The US, British, French, German and Russian foreign ministers had rushed to Geneva to join the talks amid hopes of a breakthrough toward ending the decade-old standoff on Iran’s nuclear efforts.
Officials including US Secretary of State John Kerry, who cut short a Middle East tour to attend the talks, have said progress was being made but cautioned that serious obstacles remained.
After several meetings with fellow diplomats, Zarif said earlier that there were still “disagreements” on some questions and pointed to divisions among world powers.
“There are differences of opinion within the P5+1 group,” he was quoted as saying by Iranian news agency ISNA, adding that negotiations would not continue into Sunday if a deal was not reached.
“If we do not reach an agreement tonight, the talks will be resumed in the next seven or 10 days,” he said.
France in particular had raised concerns about the purported deal, with Foreign Minister Laurent Fabius saying there was “no certainty” an agreement would be reached.
Fabius cited calls for Iran to halt operations at its Arak nuclear reactor and questions about enriched uranium stockpiles as particular points of contention.
“If these questions are not settled, it will not be possible” to reach a deal, Fabius told France Inter radio, saying an agreement also needed “to take fully into account Israel’s security concerns”.
Using unusually harsh language, a Western diplomat said France was complicating the talks.
“The Americans, the EU and the Iranians have been working intensively together for months on this proposal, and this is nothing more than an attempt by Fabius to insert himself into relevance late in the negotiations,” the diplomat told AFP.
Pressure was high for the diplomats to finally reach a deal after a decade of negotiations between Iran and the P5+1 group.
Officials had a series of meetings on Saturday, with Russian Foreign Minister Sergei Lavrov and Chinese Vice Foreign Minister Li Baodong also arriving to join the talks.
The talks began on Thursday and on Friday went on until almost midnight.
Reports say the proposed deal could see Iran stop enriching uranium to 20 percent, which is just a few technical steps from weapons-grade, reduce existing stockpiles and agree not to activate its plutonium reactor at Arak.
Global powers would in exchange take limited and “reversible” measures to ease sanctions, such as unfreezing some Iranian funds in foreign accounts.
Negotiators would then have time to work out a more comprehensive deal that Iran has said it hopes could be in place within a year.
The possible agreement already came under fire from Tehran’s arch-foe Israel, widely thought to be the Middle East’s sole if undeclared nuclear armed power, which has opposed any move to ease sanctions.
“This is a very bad deal.
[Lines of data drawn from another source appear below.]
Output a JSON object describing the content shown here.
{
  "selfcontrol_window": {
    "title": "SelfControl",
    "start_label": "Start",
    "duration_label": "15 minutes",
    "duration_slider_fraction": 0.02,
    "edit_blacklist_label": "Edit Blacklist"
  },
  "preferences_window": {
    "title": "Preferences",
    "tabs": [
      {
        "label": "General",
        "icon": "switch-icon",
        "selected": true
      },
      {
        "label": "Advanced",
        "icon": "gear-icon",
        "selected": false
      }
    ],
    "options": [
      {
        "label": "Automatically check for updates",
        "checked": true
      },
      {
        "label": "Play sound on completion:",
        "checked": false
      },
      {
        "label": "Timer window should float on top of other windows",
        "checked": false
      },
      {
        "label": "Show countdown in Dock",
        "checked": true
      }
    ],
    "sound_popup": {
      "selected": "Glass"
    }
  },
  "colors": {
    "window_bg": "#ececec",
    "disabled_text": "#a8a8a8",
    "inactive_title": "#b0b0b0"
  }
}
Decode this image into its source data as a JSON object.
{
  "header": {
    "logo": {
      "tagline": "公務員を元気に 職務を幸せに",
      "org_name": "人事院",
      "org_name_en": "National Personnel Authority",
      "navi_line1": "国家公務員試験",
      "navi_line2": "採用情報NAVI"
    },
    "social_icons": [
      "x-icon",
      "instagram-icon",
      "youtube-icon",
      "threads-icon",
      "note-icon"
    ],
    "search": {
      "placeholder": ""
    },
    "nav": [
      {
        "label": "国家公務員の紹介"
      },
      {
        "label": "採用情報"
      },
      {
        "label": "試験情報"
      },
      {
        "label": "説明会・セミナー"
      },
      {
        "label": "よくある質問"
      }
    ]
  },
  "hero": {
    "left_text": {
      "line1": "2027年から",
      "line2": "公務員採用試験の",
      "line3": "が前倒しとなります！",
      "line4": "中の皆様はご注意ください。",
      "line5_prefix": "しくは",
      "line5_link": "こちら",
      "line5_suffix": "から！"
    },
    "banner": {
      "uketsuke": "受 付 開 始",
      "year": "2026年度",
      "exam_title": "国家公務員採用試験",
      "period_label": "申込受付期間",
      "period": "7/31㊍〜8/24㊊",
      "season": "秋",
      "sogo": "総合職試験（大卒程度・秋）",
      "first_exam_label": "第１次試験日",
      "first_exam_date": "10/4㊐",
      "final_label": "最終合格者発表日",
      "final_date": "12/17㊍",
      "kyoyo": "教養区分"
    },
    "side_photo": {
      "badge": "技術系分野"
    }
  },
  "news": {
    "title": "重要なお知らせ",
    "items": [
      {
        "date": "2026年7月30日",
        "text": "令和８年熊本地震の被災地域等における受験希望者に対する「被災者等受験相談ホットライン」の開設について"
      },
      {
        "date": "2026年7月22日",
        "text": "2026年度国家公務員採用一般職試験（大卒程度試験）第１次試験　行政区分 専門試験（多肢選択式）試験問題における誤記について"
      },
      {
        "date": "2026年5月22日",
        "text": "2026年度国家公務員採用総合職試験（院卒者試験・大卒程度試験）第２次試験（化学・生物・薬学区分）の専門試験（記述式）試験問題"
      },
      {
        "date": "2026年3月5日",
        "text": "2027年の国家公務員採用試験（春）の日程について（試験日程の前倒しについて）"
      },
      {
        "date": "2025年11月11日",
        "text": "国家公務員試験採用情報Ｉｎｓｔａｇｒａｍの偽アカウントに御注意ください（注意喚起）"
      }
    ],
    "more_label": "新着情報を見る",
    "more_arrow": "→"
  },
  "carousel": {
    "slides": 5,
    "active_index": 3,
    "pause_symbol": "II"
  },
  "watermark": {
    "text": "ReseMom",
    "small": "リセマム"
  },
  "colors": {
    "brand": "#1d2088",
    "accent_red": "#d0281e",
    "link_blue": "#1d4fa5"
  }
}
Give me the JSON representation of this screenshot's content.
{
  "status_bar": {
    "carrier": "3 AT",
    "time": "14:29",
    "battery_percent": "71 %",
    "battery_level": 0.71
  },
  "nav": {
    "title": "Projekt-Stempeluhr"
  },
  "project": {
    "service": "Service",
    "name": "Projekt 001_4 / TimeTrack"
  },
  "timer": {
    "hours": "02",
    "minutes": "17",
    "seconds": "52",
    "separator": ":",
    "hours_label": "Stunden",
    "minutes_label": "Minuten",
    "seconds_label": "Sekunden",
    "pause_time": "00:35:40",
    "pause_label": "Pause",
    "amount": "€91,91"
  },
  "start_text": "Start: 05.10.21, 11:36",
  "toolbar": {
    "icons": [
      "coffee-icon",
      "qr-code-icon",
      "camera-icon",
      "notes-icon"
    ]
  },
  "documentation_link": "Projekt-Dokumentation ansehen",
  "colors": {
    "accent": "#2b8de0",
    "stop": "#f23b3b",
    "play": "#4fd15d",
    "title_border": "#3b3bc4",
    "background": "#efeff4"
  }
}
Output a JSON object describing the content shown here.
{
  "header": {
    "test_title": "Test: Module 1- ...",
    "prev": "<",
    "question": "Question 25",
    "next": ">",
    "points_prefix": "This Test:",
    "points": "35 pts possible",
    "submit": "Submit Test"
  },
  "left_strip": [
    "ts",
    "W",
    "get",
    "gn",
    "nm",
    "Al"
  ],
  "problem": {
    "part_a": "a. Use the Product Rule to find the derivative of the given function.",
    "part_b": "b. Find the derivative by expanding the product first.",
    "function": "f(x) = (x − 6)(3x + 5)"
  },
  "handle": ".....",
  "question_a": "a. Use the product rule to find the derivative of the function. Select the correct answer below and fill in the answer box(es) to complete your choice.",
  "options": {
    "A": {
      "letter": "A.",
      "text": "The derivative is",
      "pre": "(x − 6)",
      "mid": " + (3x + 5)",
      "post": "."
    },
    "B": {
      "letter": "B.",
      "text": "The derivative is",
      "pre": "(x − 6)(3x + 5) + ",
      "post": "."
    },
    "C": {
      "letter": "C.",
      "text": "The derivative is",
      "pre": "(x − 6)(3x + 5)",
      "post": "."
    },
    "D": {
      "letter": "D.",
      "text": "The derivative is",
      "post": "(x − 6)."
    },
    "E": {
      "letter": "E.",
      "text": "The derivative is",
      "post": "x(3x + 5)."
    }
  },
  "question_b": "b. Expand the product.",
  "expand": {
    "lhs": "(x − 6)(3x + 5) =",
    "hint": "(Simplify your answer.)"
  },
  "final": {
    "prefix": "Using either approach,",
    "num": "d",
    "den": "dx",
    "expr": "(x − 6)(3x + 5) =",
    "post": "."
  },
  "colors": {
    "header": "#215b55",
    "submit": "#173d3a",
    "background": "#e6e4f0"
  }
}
Israel utterly rejects it,” said Israeli Prime Minister Benjamin Netanyahu.
The world powers in the talks suspect Iran’s programme is aimed at developing nuclear weapons, despite Tehran’s repeated denials.
Iran also expects to sign an accord with the chief of the UN nuclear watchdog on Monday that will include “concrete actions”, Tehran’s ambassador to the agency, Reza Najafi, told state television.
The two tracks of talks — with the IAEA and P5+1 — over Iran’s atomic activities were given new momentum by the June election of Rouhani, seen as a relative moderate.
Iran is anxious for relief from crippling US and European Union economic sanctions that have cut oil revenues by more than half, caused the value of its currency to plunge and pushed inflation above 40 percent.